What to work on: Go through the data below and return each line where the string "expect" occurs.

Records provided:
== == ==
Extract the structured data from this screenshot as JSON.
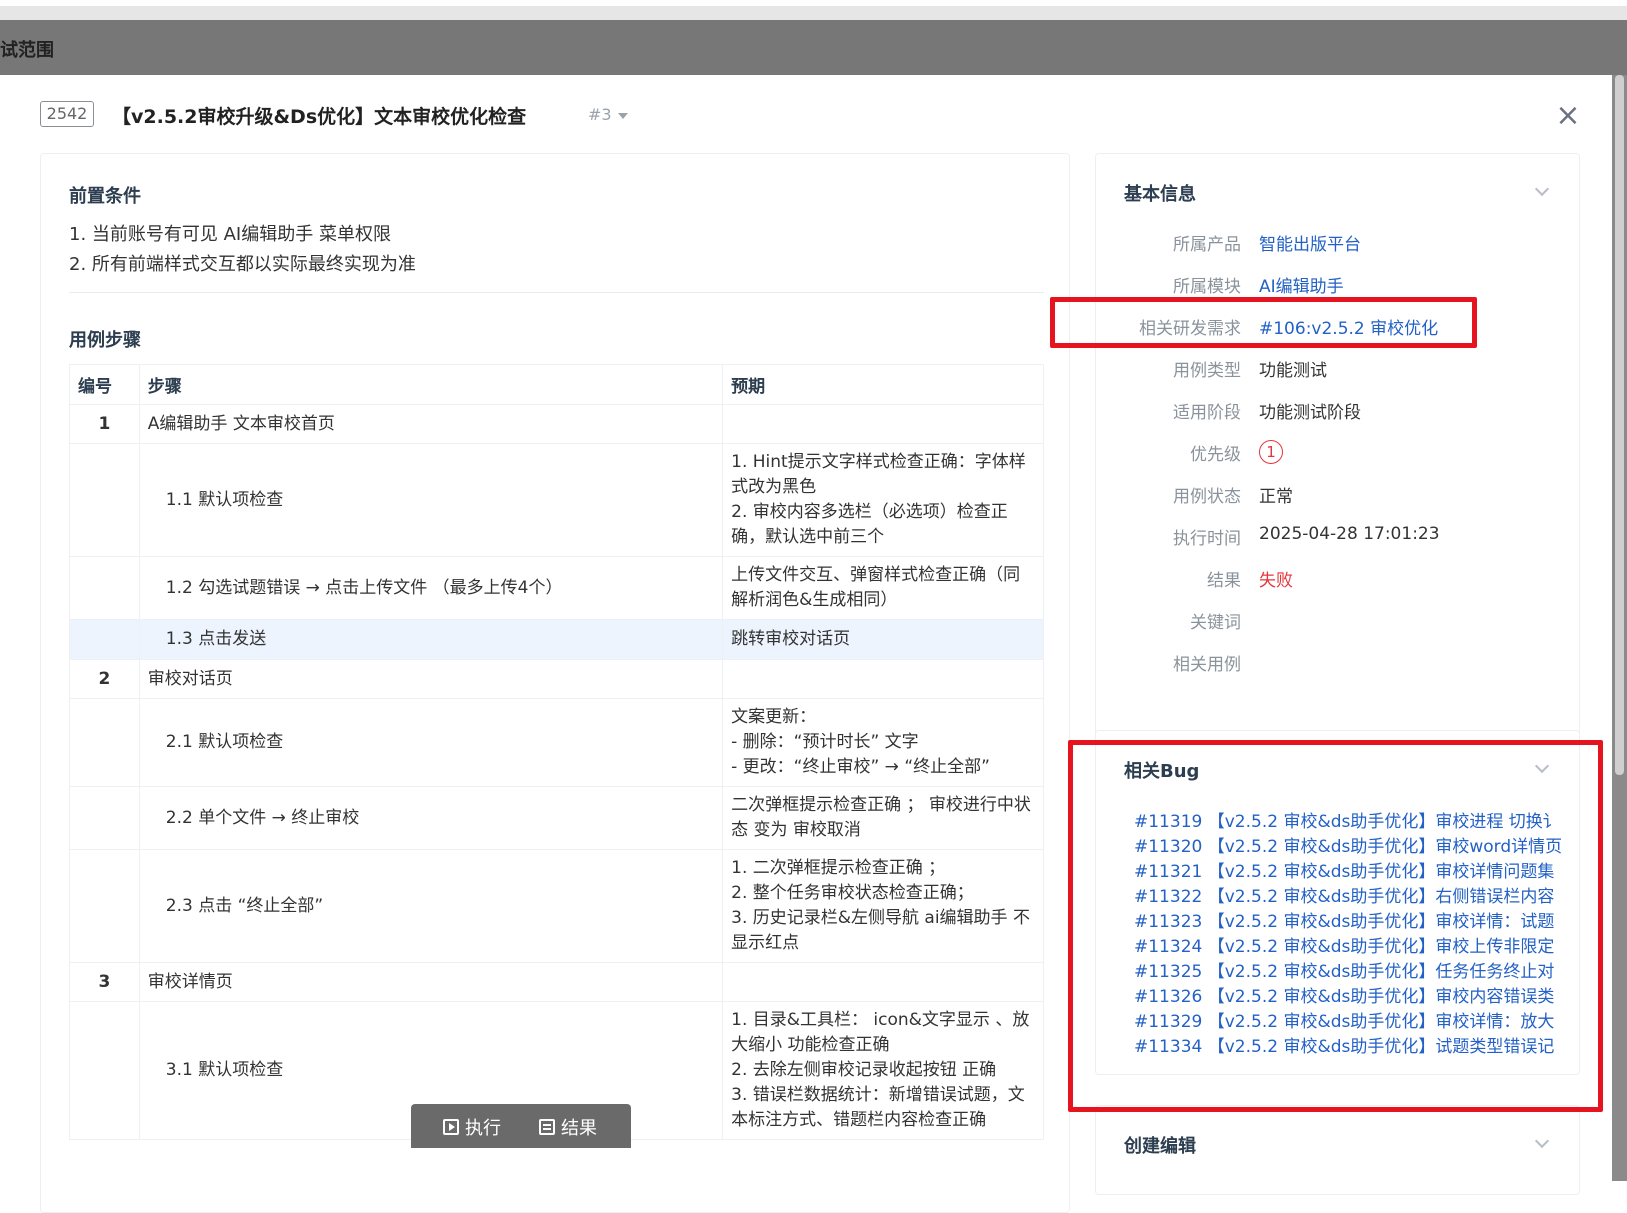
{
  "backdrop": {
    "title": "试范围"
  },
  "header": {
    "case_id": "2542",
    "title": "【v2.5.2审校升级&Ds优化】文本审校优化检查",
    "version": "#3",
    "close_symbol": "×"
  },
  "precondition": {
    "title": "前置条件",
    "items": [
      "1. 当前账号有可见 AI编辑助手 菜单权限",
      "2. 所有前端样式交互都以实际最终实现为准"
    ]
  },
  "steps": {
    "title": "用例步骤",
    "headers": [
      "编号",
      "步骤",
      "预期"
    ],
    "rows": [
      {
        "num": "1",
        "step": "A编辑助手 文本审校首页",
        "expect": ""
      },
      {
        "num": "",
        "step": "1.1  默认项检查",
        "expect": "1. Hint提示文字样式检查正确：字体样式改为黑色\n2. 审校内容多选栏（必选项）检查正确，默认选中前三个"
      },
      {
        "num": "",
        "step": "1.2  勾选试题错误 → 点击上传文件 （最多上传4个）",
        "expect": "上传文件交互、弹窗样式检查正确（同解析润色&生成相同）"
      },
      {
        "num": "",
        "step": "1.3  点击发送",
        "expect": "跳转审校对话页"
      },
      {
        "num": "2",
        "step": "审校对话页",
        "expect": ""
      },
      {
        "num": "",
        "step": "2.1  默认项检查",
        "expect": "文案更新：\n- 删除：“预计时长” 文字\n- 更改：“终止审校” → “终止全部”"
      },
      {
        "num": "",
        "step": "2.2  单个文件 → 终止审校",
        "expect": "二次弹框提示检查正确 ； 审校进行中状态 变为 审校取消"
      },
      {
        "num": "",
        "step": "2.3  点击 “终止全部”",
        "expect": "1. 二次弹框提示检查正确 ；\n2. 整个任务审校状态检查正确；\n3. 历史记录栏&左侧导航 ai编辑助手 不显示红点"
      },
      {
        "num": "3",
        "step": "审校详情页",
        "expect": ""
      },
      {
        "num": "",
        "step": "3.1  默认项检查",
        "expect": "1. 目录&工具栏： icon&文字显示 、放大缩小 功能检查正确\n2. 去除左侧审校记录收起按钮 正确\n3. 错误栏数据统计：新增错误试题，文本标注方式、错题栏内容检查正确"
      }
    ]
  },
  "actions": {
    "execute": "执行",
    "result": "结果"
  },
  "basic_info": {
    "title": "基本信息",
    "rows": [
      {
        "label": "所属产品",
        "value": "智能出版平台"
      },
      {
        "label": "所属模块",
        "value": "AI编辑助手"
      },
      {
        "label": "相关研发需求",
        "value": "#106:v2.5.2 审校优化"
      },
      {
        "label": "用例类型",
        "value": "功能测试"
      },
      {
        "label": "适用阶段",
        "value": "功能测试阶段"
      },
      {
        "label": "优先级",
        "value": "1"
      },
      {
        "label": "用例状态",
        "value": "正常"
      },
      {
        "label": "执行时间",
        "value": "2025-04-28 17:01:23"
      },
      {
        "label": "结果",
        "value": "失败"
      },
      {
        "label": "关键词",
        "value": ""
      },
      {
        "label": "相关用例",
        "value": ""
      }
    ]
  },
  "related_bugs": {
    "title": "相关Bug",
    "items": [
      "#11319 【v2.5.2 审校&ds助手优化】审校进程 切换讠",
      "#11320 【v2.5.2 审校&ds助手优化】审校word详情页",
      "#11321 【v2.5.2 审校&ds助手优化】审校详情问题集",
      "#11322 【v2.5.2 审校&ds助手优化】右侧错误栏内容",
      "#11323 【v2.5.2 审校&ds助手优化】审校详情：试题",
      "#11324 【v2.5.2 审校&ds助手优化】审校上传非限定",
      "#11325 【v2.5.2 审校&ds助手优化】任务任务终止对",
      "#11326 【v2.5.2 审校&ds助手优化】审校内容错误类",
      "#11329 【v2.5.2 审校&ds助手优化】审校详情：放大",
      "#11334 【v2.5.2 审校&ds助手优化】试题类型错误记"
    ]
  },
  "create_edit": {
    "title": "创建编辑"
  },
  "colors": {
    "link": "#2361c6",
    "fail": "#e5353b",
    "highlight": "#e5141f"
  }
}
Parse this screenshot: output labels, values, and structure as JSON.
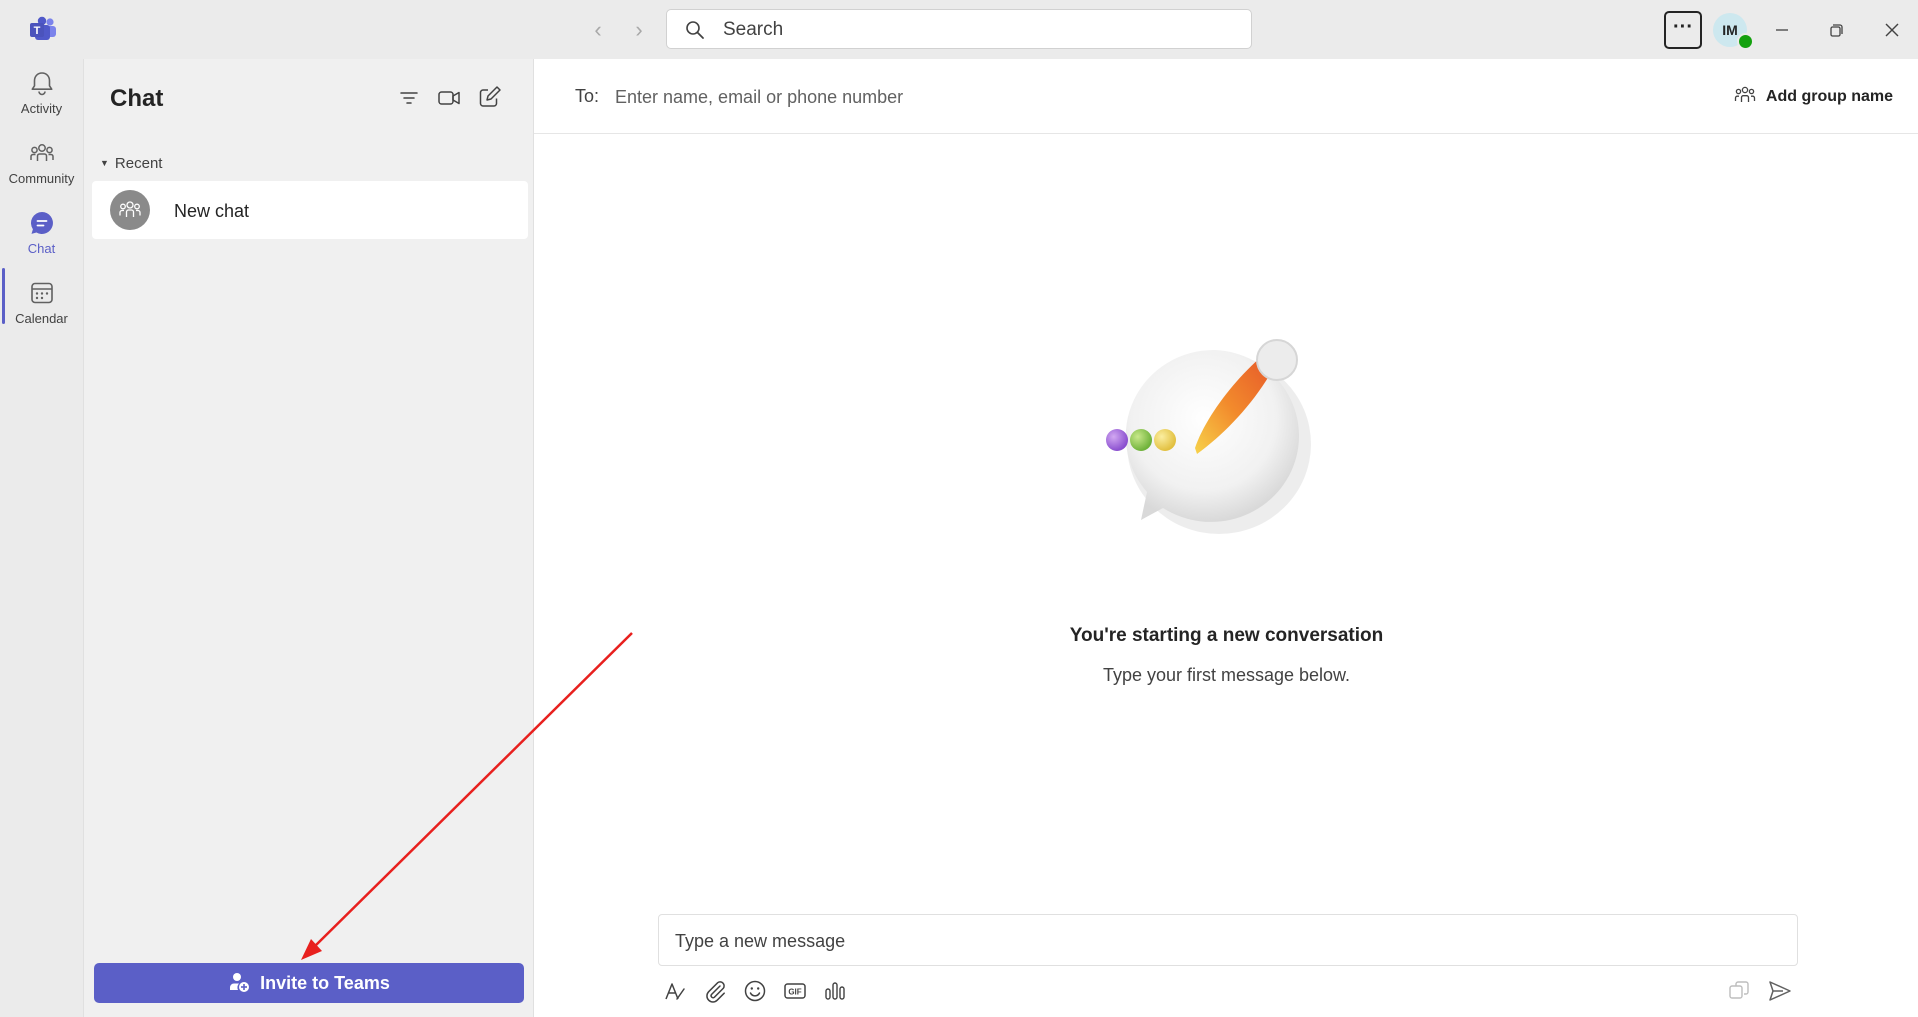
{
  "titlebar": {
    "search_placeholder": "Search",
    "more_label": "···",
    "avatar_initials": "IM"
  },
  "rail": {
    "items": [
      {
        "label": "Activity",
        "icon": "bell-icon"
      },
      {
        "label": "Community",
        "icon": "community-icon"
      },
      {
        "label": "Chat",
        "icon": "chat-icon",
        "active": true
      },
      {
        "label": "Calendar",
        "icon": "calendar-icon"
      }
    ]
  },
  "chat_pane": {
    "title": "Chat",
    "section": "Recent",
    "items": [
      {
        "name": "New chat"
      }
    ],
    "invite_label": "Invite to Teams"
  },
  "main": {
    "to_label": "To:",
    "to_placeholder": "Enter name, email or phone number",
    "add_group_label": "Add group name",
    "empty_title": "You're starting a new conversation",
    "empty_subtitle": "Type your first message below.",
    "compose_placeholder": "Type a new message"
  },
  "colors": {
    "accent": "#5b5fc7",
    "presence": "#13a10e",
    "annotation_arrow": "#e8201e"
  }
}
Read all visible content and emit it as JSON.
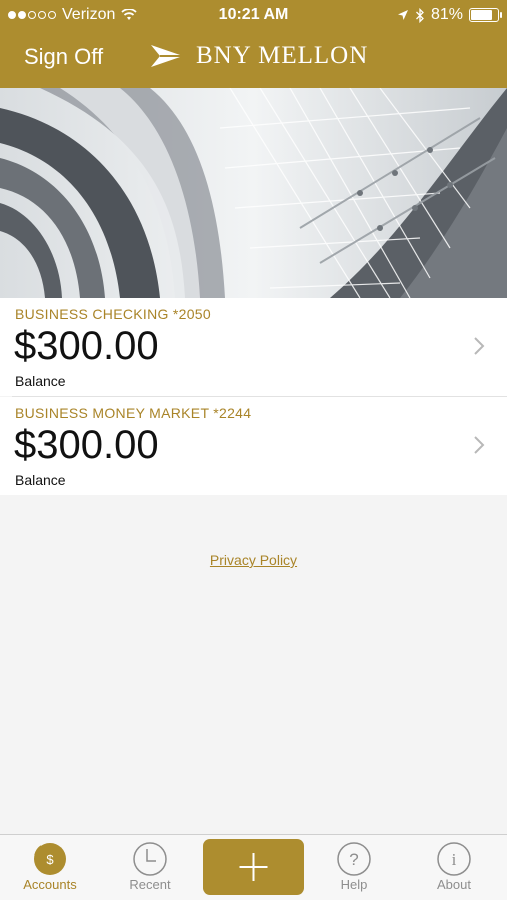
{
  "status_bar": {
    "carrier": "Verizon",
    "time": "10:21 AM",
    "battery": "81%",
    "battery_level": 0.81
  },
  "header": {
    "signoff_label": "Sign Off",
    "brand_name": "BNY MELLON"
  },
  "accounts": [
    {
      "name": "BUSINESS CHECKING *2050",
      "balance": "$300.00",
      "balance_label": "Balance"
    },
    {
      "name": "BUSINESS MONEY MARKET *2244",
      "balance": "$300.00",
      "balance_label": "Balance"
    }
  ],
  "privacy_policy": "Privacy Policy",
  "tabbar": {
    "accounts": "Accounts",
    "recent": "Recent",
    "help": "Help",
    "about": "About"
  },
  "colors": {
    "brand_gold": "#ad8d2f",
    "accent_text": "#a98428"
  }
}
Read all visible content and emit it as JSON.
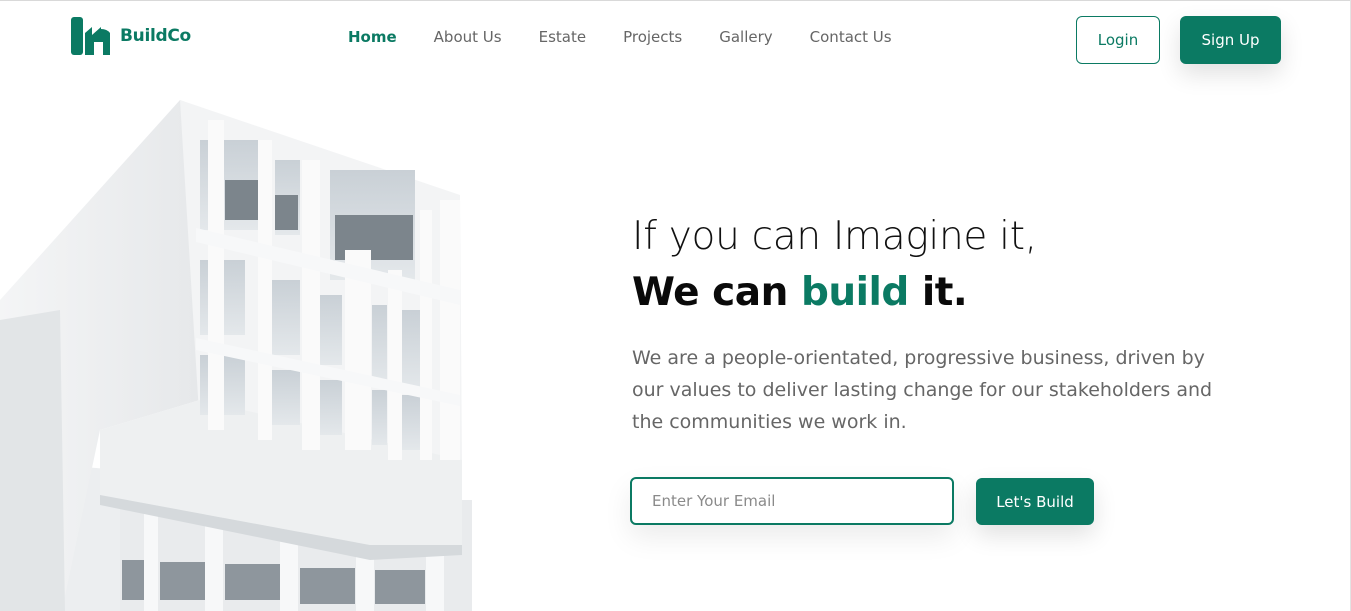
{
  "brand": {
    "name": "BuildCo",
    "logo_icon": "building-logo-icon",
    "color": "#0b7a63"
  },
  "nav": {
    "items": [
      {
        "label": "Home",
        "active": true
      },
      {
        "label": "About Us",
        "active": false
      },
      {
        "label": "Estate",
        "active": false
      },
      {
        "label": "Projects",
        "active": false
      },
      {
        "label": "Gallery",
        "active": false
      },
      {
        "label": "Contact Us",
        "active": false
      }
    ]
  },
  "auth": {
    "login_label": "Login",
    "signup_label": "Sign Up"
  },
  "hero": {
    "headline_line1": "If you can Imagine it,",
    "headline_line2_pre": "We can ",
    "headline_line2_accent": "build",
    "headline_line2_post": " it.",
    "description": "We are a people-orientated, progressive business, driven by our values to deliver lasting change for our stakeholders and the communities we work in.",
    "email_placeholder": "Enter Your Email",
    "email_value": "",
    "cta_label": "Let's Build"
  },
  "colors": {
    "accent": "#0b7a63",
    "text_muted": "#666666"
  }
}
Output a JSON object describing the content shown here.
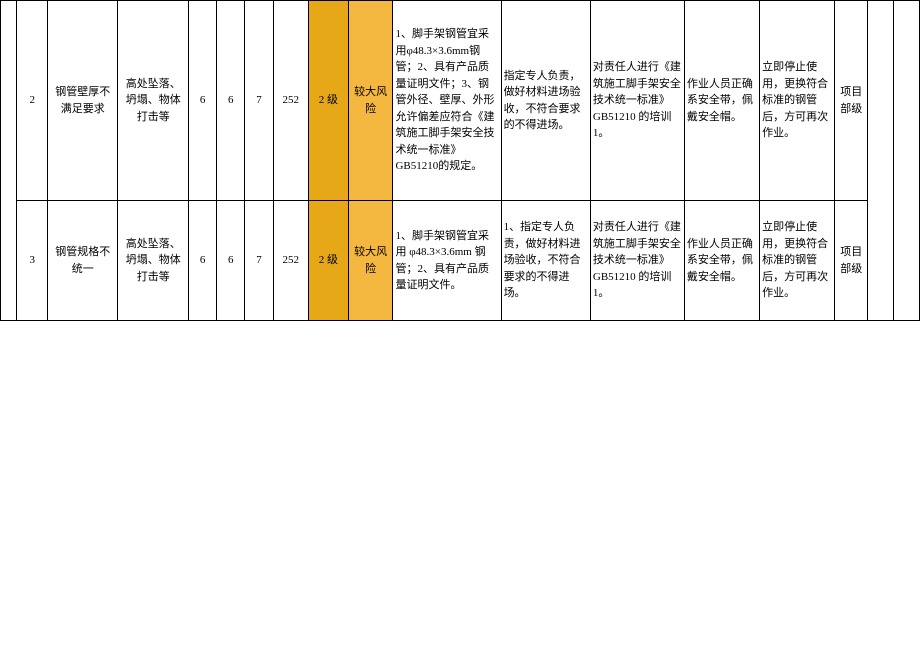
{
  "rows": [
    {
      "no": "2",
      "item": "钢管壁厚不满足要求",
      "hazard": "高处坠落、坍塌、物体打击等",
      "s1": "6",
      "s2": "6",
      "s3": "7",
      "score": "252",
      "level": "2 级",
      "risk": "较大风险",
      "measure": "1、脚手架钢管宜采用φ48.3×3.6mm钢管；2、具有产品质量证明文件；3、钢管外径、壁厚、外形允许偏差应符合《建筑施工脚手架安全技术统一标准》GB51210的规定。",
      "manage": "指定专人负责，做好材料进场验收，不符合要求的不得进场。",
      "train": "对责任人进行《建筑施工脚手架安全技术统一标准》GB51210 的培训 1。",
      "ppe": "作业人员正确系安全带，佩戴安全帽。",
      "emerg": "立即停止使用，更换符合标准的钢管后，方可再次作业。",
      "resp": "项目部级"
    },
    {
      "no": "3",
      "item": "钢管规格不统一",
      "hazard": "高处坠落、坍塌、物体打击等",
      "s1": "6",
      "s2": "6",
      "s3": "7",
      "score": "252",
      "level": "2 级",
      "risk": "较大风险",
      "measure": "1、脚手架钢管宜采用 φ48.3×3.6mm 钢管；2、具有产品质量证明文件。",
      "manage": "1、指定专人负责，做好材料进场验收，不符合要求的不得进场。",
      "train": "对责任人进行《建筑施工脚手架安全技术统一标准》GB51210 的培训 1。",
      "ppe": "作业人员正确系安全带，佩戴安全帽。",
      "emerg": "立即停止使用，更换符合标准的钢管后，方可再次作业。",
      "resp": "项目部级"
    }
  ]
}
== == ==
Output of the exercise:
        "expect": ""
        "expect": "1. Hint提示文字样式检查正确：字体样式改为黑色\n2. 审校内容多选栏（必选项）检查正确，默认选中前三个"
        "expect": "上传文件交互、弹窗样式检查正确（同解析润色&生成相同）"
        "expect": "跳转审校对话页"
        "expect": ""
        "expect": "文案更新：\n- 删除：“预计时长” 文字\n- 更改：“终止审校” → “终止全部”"
        "expect": "二次弹框提示检查正确 ； 审校进行中状态 变为 审校取消"
        "expect": "1. 二次弹框提示检查正确 ；\n2. 整个任务审校状态检查正确；\n3. 历史记录栏&左侧导航 ai编辑助手 不显示红点"
        "expect": ""
        "expect": "1. 目录&工具栏： icon&文字显示 、放大缩小 功能检查正确\n2. 去除左侧审校记录收起按钮 正确\n3. 错误栏数据统计：新增错误试题，文本标注方式、错题栏内容检查正确"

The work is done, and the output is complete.